The Investor Mining & Tailings Safety Initiative has requested that over 600 resource companies, including major miners, reveal the safety records of their waste storage facilities, following the collapse of Vale’s Brumadinho dam in Brazil in January, which killed hundreds.
Following the disaster, a group of 96 institutional investors (representing more than $10.3 trillion assets under management) have written to 683 extractive companies seeking greater disclosure on the management of tailings storage facilities.
The companies addressed, including major names in the mining industry such as BHP, Rio Tinto, Anglo American, Glencore and Vale itself, have been given 45 days to publicly disclose their dams’ size, construction methods and safety records.
About 100 investors, led by the Church of England Pensions Board and Sweden’s public pension fund, expect the companies to publish the answers to 20 questions sent, covering issues such as the height and type of dams they have, their capacity, engineering records and safety checks.

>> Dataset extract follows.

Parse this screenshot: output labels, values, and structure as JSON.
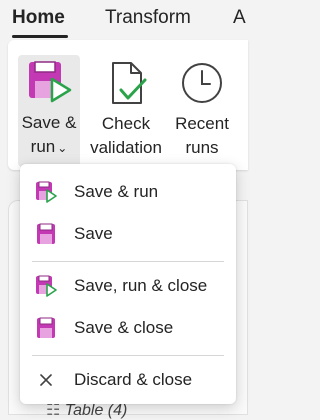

Industry group the International Council on Mining and Minerals (ICMM) said in March it was working with the United Nations Environment Programme (UNEP) and the Principles for Responsible Investment (PRI) to develop new standards.
Currently there are no set of universal rules defining exactly what a tailings dam is, how to build one and how to care for it after it is decommissioned.
There are about 3,500 tailings dams around the world. Unlike the ones used to build reservoirs or hydroelectric projects, tailings dams are not usually made from reinforced concrete or stone. They are mostly constructed from the waste material left over from mining operations, which — depending on the type of mine — can be toxic.
Only three countries in the world ban upstream dams — Chile, Peru, and now Brazil. Chile, the world’s No.1 copper producer, also regulates the minimum distance between dams and urban centres. But the nation still has 740 tailings deposits, only 101 of which are active, with the rest abandoned or inactive, according to data from mining agency Sernageomin.
Click here for complete coverage of the dam burst at Vale’s Córrego do Feijão mine.